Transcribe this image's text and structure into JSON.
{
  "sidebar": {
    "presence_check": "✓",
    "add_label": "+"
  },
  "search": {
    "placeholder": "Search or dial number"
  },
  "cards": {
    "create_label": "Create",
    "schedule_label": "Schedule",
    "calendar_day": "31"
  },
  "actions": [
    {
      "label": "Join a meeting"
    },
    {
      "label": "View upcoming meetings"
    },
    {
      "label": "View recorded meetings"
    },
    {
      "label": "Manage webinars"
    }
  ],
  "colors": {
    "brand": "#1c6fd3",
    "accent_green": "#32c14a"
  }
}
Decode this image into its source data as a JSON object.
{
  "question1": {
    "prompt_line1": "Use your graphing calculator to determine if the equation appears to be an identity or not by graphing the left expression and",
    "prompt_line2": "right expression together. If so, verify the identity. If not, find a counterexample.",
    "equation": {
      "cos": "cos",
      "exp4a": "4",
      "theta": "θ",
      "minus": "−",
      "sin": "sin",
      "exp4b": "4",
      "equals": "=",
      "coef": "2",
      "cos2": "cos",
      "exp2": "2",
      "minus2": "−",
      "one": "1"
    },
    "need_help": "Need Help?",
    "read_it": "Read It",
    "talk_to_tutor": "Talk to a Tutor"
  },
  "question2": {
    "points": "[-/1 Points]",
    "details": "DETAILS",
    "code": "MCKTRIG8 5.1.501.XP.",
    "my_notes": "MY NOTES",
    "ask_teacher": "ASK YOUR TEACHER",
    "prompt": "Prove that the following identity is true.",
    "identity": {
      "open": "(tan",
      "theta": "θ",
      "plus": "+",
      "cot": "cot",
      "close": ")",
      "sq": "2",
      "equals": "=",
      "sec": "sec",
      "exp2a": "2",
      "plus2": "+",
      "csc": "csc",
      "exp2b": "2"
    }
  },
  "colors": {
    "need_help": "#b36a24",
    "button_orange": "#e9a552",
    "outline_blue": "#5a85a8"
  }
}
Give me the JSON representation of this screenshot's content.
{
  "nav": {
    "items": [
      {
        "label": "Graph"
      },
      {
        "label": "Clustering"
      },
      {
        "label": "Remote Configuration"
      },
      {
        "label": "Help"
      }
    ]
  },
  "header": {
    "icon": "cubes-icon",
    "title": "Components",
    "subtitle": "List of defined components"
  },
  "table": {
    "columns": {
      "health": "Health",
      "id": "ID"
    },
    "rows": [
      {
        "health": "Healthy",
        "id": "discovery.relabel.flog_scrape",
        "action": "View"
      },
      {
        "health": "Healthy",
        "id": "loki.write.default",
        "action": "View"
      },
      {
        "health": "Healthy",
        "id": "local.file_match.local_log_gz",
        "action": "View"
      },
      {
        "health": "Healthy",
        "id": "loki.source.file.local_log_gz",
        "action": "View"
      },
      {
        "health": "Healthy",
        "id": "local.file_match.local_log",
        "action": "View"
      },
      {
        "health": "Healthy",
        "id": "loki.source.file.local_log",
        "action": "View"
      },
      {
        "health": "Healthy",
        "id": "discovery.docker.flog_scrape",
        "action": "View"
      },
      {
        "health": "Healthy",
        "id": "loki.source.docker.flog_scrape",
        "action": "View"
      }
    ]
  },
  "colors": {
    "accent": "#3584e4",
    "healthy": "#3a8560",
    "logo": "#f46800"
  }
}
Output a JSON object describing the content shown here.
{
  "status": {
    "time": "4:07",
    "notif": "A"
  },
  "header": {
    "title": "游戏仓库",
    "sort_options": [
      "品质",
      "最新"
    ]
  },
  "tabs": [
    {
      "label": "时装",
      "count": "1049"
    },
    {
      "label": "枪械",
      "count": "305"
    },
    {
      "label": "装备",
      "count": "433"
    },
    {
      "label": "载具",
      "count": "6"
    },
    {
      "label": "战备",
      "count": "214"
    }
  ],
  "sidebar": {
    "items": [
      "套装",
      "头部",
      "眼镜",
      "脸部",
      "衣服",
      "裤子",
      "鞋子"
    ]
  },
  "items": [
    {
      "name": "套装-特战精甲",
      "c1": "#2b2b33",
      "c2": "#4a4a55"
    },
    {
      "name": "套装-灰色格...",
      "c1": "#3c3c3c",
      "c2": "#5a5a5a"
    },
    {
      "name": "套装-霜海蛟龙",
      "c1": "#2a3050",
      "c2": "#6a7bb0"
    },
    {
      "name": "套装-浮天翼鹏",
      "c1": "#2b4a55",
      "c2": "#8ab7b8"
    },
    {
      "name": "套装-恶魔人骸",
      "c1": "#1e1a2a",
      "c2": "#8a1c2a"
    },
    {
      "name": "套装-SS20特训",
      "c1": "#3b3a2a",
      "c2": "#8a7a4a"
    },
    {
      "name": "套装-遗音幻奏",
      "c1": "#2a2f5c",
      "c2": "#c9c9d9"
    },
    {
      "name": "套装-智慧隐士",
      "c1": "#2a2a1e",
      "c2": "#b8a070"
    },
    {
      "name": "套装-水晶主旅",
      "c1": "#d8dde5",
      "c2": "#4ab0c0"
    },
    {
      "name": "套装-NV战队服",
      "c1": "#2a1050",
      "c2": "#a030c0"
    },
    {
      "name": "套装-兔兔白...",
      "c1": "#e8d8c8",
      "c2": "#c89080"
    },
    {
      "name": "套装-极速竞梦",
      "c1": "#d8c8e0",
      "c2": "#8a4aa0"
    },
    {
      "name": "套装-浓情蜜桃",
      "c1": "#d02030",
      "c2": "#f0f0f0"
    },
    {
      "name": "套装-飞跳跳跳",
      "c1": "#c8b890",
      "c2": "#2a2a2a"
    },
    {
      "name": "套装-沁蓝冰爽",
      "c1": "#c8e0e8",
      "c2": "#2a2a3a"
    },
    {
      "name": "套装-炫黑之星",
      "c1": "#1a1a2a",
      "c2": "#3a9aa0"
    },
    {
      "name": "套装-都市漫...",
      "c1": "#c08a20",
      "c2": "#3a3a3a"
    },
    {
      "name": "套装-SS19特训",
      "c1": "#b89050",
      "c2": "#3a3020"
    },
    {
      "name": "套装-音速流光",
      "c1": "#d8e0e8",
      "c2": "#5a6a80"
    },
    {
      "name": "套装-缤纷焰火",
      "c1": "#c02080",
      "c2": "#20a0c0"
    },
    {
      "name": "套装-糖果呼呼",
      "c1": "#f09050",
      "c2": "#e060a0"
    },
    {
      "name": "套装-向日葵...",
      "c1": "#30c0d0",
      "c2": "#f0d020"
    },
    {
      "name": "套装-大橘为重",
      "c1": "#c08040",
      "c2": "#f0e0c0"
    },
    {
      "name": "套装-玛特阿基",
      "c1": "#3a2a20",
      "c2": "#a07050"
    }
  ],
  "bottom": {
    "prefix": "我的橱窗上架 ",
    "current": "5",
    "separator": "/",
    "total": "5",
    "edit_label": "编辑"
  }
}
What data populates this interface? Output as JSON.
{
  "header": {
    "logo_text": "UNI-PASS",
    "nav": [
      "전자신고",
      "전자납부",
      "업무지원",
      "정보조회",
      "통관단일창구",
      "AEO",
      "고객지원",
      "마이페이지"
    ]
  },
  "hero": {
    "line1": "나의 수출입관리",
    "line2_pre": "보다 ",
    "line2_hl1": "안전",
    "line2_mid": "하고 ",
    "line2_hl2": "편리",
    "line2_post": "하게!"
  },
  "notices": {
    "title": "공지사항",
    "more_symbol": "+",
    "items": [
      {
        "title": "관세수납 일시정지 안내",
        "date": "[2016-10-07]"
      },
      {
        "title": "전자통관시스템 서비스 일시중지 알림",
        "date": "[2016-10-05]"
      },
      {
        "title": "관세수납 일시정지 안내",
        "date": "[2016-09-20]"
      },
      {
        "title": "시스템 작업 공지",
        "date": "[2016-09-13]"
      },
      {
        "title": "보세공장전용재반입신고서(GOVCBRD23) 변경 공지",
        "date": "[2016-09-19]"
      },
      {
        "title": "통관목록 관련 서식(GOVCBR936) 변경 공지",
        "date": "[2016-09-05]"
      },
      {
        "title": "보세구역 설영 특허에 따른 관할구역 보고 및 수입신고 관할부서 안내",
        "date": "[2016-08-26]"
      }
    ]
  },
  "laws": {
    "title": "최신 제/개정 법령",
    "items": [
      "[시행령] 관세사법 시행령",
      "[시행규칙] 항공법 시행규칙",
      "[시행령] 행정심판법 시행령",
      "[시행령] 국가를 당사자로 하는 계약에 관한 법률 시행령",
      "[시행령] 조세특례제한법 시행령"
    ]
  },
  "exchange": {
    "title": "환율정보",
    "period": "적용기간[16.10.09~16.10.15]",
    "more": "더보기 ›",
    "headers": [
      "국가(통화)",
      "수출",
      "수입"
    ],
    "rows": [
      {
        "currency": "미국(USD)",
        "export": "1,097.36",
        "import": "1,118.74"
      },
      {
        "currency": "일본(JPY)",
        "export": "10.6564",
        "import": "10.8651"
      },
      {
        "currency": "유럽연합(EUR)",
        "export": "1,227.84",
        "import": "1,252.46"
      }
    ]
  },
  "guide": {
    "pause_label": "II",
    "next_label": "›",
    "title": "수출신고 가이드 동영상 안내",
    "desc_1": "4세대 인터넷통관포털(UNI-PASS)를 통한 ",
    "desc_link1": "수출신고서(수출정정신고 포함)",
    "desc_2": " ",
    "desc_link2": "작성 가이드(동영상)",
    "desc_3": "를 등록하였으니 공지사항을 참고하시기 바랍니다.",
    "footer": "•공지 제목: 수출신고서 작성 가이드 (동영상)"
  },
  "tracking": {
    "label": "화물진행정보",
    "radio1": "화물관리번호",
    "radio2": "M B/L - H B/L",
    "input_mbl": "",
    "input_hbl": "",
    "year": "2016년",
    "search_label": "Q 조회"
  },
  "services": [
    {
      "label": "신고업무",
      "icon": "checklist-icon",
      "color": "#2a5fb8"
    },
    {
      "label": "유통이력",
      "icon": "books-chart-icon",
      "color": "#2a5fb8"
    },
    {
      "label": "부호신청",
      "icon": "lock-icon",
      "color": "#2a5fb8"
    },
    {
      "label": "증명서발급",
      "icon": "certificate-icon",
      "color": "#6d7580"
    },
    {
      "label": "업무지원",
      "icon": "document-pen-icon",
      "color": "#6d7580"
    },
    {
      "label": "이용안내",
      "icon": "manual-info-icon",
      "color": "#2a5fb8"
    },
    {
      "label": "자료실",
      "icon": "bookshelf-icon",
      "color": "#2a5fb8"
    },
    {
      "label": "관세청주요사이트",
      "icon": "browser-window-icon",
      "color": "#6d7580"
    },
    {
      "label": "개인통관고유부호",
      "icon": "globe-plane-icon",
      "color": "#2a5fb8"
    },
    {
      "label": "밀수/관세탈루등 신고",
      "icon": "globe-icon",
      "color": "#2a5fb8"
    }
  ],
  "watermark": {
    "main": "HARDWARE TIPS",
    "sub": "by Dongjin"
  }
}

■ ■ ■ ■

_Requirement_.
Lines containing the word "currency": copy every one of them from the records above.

_Answer for this exercise_.
        "currency": "미국(USD)",
        "currency": "일본(JPY)",
        "currency": "유럽연합(EUR)",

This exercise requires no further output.